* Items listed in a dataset

-------------------------

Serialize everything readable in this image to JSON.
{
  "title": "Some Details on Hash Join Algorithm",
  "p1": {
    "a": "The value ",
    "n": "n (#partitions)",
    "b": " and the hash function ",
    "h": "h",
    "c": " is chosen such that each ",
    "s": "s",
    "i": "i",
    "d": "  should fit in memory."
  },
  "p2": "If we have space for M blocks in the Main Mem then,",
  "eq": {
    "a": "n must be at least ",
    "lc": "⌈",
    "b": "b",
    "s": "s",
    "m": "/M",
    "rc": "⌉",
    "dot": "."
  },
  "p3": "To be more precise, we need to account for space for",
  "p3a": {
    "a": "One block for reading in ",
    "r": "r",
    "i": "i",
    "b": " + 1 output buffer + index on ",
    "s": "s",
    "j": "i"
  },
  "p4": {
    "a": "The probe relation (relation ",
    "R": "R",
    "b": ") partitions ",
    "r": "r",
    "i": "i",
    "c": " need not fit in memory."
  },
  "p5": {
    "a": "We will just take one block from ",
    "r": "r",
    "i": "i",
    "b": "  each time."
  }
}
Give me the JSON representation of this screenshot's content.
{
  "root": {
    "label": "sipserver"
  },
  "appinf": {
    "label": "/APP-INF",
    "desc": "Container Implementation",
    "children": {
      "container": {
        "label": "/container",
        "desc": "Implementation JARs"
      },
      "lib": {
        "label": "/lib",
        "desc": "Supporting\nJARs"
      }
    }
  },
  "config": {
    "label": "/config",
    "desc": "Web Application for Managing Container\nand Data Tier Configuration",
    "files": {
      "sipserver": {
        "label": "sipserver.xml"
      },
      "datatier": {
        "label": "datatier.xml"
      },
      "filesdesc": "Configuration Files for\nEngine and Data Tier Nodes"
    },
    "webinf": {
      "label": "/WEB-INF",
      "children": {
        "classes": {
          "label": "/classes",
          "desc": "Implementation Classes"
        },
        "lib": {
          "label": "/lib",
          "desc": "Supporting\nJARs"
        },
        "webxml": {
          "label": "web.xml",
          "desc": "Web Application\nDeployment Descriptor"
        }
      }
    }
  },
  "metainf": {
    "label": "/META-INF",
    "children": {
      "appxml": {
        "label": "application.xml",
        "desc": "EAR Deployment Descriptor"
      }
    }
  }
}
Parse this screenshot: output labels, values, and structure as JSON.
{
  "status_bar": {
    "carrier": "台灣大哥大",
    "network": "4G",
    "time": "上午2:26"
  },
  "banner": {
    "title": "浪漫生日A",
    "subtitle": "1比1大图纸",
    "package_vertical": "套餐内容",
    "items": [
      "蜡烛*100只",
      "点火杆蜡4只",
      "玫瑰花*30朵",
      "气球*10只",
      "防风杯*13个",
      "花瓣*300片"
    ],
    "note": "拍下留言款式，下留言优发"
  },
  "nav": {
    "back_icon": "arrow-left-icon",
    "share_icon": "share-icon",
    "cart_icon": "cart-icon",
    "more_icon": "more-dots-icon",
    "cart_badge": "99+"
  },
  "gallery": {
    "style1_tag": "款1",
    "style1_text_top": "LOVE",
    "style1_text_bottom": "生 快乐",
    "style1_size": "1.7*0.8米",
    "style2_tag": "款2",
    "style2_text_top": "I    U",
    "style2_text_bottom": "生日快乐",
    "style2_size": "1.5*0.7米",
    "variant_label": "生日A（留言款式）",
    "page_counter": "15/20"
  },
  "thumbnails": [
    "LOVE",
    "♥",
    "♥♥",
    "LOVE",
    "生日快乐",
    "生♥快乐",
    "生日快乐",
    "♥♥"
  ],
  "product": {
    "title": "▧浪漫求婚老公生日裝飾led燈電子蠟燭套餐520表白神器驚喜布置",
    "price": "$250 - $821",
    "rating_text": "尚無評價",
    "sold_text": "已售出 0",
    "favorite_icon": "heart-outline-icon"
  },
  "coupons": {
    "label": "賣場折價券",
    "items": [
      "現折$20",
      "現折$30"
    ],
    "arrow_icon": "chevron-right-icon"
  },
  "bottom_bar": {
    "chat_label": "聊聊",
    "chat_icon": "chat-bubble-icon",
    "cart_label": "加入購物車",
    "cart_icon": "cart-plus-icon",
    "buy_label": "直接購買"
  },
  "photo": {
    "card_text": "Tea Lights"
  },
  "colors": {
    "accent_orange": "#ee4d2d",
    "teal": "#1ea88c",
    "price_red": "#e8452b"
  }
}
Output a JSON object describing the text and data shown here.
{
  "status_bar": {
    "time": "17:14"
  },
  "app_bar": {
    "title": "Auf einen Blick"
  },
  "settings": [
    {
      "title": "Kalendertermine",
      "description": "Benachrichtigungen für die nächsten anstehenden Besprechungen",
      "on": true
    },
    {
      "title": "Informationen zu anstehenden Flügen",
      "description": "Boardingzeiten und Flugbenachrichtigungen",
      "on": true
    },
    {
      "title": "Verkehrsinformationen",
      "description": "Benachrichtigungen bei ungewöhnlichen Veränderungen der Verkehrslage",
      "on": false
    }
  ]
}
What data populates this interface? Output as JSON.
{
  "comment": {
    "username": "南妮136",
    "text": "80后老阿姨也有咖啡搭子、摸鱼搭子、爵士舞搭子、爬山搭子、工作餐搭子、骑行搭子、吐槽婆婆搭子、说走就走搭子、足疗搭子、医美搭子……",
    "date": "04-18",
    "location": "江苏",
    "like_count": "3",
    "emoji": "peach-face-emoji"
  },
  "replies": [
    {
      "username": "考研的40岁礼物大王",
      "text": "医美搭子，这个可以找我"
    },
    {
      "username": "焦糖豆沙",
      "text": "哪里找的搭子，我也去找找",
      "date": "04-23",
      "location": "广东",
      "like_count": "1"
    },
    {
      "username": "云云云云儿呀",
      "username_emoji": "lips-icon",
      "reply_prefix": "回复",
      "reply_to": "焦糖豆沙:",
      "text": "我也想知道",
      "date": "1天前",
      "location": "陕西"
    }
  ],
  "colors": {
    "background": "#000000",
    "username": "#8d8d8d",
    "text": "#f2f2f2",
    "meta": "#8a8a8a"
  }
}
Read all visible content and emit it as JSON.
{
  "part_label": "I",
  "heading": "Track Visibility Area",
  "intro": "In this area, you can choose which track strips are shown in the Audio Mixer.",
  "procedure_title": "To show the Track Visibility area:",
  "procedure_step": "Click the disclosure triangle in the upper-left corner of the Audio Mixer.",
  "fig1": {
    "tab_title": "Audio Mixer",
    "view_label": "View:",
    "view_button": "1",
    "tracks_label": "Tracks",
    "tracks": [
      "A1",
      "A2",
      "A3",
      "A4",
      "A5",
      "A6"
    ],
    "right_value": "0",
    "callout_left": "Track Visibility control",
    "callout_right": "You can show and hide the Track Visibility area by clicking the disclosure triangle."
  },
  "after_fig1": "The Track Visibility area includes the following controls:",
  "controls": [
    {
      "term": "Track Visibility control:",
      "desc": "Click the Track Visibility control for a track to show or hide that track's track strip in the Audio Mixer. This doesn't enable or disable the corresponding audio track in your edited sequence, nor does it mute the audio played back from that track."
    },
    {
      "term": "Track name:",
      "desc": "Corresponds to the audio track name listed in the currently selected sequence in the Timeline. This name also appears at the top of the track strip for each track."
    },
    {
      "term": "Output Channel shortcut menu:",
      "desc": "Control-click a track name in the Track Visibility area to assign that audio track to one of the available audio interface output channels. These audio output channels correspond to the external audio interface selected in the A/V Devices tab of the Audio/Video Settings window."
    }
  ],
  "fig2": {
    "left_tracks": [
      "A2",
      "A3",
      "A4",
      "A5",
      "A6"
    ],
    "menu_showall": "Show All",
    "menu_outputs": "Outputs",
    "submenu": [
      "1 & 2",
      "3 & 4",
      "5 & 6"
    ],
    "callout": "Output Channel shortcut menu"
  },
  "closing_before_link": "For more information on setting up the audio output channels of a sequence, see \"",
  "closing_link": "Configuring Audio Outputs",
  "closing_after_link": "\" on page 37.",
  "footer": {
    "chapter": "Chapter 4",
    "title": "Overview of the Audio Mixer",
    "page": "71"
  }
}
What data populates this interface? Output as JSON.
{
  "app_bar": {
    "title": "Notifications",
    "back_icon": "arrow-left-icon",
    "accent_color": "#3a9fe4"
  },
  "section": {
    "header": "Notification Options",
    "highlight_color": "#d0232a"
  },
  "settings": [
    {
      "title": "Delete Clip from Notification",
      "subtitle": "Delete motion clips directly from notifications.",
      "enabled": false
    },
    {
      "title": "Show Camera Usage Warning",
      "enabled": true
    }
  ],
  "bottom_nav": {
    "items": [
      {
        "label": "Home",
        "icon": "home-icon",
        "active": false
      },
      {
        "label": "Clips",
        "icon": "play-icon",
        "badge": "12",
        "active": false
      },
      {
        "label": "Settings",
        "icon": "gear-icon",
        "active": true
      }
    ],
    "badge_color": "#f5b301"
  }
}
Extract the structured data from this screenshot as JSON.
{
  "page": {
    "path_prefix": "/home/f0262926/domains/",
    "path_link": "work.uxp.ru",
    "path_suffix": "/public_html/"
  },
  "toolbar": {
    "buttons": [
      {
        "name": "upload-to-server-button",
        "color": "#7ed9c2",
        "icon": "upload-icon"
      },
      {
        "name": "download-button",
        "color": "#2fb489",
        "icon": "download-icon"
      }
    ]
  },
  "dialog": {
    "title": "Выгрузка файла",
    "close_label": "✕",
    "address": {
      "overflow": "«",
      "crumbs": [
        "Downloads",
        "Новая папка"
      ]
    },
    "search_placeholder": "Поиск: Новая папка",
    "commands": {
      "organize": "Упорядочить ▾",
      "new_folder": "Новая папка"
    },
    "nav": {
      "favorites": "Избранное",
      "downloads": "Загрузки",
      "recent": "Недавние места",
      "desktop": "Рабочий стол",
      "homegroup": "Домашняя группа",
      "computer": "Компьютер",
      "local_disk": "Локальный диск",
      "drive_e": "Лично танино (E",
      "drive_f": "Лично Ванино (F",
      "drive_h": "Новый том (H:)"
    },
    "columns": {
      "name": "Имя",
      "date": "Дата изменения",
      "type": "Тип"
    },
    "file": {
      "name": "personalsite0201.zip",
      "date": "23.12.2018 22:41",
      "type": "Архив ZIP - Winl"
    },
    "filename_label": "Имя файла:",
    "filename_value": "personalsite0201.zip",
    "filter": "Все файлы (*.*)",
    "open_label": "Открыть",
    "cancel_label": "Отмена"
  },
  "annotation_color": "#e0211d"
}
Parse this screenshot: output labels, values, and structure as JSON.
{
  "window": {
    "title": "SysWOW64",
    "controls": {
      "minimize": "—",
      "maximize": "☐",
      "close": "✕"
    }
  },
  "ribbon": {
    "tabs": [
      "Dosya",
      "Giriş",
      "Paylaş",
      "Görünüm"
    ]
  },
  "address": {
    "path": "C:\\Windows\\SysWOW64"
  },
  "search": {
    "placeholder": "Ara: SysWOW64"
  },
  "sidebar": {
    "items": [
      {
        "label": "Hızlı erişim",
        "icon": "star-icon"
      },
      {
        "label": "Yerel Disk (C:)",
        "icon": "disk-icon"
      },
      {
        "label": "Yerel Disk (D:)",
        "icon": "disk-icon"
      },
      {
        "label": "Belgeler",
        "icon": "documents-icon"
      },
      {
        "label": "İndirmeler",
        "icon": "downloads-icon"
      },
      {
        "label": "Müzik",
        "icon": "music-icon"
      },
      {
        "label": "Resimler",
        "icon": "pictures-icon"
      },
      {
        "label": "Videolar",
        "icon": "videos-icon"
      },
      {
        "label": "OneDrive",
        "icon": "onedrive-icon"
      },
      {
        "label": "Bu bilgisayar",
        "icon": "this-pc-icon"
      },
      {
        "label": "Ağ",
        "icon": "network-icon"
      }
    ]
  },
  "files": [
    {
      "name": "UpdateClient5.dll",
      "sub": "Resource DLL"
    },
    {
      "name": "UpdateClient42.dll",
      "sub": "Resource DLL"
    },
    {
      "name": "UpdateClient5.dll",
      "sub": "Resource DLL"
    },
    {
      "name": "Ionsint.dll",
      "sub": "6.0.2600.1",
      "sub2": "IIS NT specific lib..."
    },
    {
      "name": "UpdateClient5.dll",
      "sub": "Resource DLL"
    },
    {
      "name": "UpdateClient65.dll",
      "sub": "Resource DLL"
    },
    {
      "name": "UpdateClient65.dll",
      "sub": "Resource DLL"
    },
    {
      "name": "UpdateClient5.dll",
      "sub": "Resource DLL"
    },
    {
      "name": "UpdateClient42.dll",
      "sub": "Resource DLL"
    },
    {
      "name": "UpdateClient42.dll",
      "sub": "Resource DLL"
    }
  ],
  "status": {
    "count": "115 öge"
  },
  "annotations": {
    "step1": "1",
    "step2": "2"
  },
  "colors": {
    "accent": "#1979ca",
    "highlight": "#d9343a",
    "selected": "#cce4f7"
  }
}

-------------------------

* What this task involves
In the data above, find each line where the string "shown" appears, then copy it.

* Exercise output
Output a JSON object describing the text and data shown here.
  "intro": "In this area, you can choose which track strips are shown in the Audio Mixer.",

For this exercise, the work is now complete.